• An MCVE would really help, how does sigmasqrt become negative? – Bob Jansen Feb 18 '19 at 18:25
• Sigmasqrt doesn't becomes negative it becomes nan when sigmasq becomes negative.I have modified the code to enhance readability. – Abhishek Kumar Feb 19 '19 at 3:06

I traced the error. It is a C language routine implemented in R that appears to have been functionally obsolesced, so it is called by other routines, but I don't think it is still implemented as its own routine. Some information on it is at ftp://cran.r-project.org/pub/R/doc/manuals/r-devel/R-exts.html

Given the underlying math, there is one of three problems that could be present.

The first is that the true distribution either lack moments above the zeroth or the first. There is no defined mean and variance, or there is no variance, but there is a mean. A heavy-tailed distribution such as the Cauchy would cause this. There are real-world cases where the distribution can never settle as there will always be a higher point somewhere. There doesn't exist a squares minimizing routine that will ever produce a valid answer.

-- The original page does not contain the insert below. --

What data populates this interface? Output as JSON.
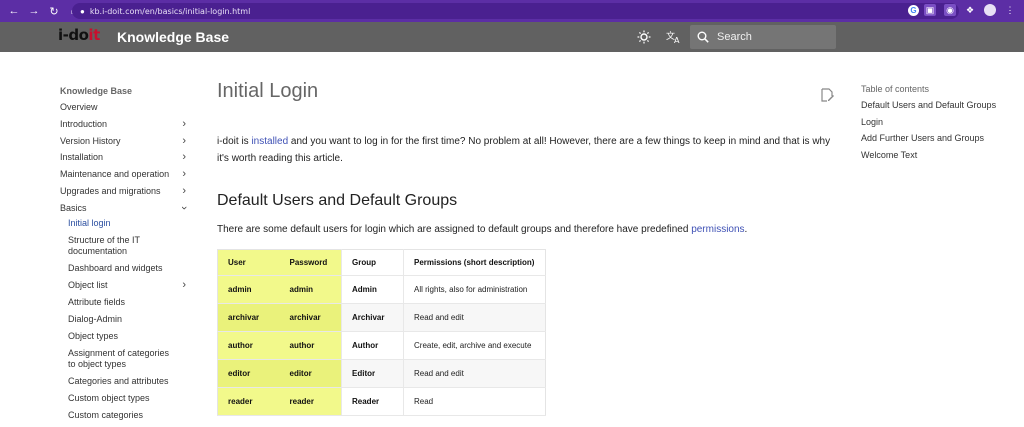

The second possibility is that your model is very badly misspecified in the sense that you may have the general distribution correct, but not the terms and so you are looking for the MLE of a very distant likelihood function. It isn't that your model isn't in the ballpark. It isn't in the same city, state or region.

The third is that the true values of the parameter are near the edges of the data and the routine, which is a hill climbing routine, keeps going uphill and never stops. Imagine that you are in Kansas City and going to walk to the global maximum in North America, but it is on Mt. McKinley. It is so far away from the center of the continent that the routine surrenders and says "I give up."

If you were to try and keep the same general algorithm, then I would manually construct the algorithm and visualize the joint density of the point estimators with an elevation equal to the likelihood. Switching standard packages could readily result in two equally bad outcomes.

The first is that you get the same class of message. The second is that you should get the same class of message, but no warning is provided, and you get very false parameter estimates.